Today is the start of the Labor Day weekend, ending with the holiday that was established to honor workers and the contributions they’ve made to the strength, prosperity, laws and well-being of our country.
The One Year Bible reading for today in Ecclesiastes 1–3 is appropriate at the start of the Labor Day weekend. Solomon was the wisest man who ever lived, and his incredible wealth and power seemingly could provide anything he wanted. Nevertheless he declared that “Everything is meaningless!” People rise, work, eat and sleep, and the next day they do it all over again. The cycles of nature repeat over and over. Even mankind’s poor choices and mistakes are repeated generation after generation. Wisdom, pleasure and toil are all, in the end, “a chasing after the wind.”

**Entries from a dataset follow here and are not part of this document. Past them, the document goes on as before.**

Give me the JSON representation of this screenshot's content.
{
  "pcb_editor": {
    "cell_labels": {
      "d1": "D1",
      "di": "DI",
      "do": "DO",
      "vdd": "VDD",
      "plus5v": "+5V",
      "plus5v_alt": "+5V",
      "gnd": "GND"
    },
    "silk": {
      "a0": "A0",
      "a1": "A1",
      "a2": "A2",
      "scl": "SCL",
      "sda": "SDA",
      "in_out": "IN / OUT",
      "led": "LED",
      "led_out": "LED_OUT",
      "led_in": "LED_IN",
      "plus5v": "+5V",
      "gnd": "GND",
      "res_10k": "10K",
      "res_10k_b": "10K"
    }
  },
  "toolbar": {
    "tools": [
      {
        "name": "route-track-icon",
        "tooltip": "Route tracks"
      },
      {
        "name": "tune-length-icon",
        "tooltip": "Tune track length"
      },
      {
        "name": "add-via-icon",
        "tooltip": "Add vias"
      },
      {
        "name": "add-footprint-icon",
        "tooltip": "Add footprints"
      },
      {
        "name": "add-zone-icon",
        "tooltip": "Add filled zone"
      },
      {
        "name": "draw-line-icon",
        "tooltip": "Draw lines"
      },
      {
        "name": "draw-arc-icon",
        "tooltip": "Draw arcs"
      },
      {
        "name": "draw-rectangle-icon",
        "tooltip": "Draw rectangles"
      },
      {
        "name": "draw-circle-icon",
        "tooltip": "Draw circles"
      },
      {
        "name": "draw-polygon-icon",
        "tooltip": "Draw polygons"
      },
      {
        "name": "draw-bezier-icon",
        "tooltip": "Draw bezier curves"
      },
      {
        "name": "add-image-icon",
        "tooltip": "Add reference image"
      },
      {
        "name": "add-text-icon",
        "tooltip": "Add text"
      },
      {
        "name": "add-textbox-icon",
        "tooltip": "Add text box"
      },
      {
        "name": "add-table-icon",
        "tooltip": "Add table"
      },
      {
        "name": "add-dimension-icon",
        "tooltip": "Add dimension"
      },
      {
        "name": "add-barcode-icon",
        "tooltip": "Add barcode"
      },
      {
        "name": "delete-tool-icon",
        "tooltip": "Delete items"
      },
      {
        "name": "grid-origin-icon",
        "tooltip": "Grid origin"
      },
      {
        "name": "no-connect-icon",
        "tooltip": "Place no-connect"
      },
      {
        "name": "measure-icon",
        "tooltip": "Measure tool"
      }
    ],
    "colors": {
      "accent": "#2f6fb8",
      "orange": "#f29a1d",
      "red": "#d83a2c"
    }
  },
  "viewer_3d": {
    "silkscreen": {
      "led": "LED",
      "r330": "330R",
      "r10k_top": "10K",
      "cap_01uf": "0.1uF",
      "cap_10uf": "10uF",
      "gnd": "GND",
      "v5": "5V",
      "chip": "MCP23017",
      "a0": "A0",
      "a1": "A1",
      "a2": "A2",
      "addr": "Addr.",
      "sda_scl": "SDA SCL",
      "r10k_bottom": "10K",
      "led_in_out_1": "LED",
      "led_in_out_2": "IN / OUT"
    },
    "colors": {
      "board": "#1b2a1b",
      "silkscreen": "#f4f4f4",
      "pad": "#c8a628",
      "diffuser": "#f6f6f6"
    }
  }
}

Is there any hope for meaning and purpose in life? Solomon says there is, in 2:24–26:
A man can do nothing better than to eat and drink and find satisfaction in his work. This too, I see, is from the hand of God, for without him, who can eat or find enjoyment? To the man who pleases him, God gives wisdom, knowledge and happiness…
If we go through our daily routine just focusing on the routine itself—the various tasks that lie before us—it can certainly become “a chasing after the wind.” But doing things “as unto the Lord” (Col. 3:23), brings meaning and purpose. The apostle Paul exhorts us in 1 Cor. 10:31,
So whether you eat or drink or whatever you do, do it all for the glory of God.
Rather than “chasing after the wind,” let’s labor “as unto the Lord.” The Westminster Shorter Catechism provides a great summary of what a meaningful, purposeful life is all about: “The chief and of man is to glorify God and to enjoy Him forever.”